**Try it:**
Which lines of the records below contain the string "回头客推荐"? Report each of them.

(Items from an interface collection)

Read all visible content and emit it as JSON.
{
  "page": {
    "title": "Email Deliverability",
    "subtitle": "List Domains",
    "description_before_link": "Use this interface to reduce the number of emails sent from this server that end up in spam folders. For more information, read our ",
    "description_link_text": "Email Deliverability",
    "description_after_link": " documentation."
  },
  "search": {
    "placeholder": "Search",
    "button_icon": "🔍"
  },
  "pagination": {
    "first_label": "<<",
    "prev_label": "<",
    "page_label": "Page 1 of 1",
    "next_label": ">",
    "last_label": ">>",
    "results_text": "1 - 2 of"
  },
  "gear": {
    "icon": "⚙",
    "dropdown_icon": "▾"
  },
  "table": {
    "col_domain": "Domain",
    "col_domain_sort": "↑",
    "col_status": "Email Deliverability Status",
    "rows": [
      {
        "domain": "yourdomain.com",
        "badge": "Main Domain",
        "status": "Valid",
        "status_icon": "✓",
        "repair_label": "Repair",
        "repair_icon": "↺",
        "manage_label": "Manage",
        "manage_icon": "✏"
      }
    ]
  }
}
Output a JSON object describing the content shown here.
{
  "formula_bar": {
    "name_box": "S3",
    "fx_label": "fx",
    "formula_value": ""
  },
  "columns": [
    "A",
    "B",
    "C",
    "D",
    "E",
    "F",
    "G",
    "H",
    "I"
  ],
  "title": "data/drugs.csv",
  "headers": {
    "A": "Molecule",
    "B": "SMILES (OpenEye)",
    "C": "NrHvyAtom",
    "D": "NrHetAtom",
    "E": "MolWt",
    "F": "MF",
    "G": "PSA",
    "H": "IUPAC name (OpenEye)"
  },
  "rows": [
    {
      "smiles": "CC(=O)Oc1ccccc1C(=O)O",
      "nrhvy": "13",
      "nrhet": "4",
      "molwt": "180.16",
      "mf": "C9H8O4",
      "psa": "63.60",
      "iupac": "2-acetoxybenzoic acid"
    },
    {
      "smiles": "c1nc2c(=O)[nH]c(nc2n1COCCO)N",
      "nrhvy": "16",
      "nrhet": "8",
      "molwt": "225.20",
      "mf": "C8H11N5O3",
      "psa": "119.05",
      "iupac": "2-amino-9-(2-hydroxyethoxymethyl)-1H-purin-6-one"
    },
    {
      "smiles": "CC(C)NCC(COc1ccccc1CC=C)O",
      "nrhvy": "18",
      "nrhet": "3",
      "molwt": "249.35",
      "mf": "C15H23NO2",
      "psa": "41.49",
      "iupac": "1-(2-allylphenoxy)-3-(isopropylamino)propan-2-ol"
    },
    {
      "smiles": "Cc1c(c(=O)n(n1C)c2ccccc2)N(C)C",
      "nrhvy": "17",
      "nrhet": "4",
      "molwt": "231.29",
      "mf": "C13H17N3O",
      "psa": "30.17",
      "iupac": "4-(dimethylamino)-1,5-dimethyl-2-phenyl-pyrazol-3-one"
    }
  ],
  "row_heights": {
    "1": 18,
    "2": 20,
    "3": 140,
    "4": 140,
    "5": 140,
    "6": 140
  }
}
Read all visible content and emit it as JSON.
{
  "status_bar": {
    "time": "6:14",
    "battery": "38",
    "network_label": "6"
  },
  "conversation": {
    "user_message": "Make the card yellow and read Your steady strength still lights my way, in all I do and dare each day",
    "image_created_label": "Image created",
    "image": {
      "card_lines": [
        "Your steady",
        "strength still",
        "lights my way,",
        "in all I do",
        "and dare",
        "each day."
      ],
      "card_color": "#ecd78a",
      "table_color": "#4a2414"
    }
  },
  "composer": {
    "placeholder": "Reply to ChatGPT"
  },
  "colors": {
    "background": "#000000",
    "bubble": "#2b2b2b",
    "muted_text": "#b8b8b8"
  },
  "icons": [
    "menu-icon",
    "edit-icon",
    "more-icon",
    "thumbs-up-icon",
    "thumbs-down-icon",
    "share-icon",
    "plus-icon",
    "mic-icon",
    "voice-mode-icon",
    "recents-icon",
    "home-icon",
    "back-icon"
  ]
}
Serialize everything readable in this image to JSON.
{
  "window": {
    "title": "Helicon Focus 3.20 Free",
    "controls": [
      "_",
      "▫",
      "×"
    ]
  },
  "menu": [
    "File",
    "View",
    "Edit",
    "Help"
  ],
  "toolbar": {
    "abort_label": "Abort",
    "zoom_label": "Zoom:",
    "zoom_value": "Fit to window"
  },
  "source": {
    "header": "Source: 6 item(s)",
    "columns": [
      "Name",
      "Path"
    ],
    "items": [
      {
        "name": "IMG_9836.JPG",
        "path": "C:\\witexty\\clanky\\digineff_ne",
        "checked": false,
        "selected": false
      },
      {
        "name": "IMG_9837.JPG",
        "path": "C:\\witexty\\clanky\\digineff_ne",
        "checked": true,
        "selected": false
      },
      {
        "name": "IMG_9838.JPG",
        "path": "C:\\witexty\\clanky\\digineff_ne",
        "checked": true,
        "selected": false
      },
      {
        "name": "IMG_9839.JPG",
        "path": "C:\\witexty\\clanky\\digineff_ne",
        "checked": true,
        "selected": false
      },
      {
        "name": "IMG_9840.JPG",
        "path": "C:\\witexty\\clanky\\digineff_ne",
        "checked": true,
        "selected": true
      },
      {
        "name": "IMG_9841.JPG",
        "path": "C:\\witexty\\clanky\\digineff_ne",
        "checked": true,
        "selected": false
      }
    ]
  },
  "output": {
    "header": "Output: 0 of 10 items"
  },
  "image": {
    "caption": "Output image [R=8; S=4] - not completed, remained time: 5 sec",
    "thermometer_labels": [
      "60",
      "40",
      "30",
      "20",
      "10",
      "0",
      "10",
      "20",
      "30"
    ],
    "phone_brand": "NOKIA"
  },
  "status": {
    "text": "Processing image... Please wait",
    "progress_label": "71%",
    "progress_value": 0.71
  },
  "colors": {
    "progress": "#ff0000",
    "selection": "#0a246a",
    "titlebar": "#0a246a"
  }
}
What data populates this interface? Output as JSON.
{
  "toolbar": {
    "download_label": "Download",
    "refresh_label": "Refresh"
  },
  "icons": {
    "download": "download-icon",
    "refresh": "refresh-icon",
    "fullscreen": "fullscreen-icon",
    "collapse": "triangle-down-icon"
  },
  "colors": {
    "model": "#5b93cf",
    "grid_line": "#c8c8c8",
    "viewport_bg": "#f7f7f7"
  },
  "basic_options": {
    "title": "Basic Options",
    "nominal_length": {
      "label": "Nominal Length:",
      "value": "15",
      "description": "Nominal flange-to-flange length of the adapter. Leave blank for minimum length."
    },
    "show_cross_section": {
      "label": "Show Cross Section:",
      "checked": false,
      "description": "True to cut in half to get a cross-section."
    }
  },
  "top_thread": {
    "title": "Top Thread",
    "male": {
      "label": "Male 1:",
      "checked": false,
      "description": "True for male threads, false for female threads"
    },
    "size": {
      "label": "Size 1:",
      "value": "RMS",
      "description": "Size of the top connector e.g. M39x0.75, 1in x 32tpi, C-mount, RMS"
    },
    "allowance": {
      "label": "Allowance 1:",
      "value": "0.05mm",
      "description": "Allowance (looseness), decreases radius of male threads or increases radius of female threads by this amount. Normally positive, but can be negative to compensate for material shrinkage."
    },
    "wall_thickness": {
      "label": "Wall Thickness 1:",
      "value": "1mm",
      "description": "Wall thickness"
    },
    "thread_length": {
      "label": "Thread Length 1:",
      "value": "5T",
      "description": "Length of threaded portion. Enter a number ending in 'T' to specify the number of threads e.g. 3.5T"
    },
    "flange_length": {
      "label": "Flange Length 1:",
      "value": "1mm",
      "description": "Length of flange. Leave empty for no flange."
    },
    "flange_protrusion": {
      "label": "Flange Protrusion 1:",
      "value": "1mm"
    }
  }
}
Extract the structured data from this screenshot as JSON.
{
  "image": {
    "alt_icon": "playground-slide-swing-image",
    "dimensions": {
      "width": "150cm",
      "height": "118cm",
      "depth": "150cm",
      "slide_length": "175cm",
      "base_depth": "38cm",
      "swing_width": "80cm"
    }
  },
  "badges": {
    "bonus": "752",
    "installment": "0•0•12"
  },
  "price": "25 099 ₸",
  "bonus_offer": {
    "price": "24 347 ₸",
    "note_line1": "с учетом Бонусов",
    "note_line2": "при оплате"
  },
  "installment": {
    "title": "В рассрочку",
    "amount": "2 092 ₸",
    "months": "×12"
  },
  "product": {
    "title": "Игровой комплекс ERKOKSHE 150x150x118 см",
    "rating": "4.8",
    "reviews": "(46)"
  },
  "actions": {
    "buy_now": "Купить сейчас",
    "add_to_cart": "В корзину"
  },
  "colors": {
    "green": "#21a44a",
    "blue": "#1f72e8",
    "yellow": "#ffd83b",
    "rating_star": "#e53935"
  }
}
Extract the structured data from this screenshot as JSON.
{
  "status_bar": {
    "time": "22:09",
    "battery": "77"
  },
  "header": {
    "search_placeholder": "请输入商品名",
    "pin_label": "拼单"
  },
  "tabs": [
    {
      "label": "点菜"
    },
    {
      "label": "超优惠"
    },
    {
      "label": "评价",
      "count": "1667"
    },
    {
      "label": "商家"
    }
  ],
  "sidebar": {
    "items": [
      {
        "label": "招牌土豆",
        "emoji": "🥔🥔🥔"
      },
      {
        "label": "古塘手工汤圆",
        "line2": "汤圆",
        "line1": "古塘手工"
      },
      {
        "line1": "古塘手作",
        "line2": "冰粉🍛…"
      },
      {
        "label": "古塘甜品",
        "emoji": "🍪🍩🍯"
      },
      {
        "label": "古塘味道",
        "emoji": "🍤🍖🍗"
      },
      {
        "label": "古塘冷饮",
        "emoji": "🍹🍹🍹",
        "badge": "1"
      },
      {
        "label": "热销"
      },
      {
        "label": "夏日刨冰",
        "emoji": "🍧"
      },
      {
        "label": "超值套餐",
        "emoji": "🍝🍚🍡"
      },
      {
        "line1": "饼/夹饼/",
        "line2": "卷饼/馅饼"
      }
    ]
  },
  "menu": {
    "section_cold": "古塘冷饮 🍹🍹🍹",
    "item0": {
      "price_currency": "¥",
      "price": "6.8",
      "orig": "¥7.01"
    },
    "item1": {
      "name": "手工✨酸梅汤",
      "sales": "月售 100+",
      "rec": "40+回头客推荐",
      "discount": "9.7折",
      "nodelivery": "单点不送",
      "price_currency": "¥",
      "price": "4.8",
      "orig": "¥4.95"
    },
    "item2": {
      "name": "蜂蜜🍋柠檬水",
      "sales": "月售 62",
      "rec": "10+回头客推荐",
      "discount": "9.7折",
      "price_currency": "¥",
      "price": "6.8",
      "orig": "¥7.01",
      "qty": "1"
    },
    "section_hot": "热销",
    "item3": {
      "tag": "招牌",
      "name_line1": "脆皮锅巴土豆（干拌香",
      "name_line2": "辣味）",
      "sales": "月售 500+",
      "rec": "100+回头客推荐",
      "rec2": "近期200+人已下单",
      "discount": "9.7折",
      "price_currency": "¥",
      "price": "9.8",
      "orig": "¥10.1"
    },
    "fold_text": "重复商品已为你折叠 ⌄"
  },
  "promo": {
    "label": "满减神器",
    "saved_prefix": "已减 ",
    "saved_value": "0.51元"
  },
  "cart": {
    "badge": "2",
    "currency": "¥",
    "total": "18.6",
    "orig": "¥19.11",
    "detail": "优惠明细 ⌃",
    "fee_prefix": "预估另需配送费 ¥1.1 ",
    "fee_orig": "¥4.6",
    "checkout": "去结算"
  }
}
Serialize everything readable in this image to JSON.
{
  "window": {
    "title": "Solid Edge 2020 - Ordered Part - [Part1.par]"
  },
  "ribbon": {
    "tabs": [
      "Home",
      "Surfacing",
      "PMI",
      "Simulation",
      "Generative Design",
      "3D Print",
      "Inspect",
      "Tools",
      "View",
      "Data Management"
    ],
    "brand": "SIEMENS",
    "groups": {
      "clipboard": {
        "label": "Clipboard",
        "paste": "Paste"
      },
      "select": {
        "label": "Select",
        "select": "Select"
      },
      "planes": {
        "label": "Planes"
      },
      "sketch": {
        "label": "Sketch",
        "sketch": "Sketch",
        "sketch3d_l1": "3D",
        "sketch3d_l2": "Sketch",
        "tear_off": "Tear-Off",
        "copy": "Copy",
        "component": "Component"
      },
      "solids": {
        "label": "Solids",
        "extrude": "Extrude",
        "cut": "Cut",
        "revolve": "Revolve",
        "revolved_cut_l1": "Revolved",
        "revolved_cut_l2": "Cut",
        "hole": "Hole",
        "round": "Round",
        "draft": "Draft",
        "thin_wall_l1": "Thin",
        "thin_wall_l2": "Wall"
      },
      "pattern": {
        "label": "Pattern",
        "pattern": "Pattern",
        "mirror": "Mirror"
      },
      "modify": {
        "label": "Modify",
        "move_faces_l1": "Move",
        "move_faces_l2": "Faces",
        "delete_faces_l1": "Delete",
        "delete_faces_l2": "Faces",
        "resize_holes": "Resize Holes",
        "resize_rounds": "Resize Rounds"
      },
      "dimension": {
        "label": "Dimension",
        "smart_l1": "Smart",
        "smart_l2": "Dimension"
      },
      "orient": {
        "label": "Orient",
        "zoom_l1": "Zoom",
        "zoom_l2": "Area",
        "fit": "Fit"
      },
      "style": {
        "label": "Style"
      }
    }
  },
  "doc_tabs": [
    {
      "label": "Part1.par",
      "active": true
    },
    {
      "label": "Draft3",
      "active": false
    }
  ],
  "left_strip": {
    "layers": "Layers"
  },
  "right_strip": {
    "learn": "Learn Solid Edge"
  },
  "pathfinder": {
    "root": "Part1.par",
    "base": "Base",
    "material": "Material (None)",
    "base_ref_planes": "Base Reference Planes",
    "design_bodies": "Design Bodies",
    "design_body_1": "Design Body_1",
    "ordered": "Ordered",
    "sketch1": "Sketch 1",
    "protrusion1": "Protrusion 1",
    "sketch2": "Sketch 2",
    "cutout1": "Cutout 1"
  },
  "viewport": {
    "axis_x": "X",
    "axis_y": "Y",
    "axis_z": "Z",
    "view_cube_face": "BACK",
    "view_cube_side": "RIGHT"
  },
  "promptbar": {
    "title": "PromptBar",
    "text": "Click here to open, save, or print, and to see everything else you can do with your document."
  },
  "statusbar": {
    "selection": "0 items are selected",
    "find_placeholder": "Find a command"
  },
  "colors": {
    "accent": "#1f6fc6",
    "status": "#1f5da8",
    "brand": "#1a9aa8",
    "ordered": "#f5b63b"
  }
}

**The answer:**
      "rec": "40+回头客推荐",
      "rec": "10+回头客推荐",
      "rec": "100+回头客推荐",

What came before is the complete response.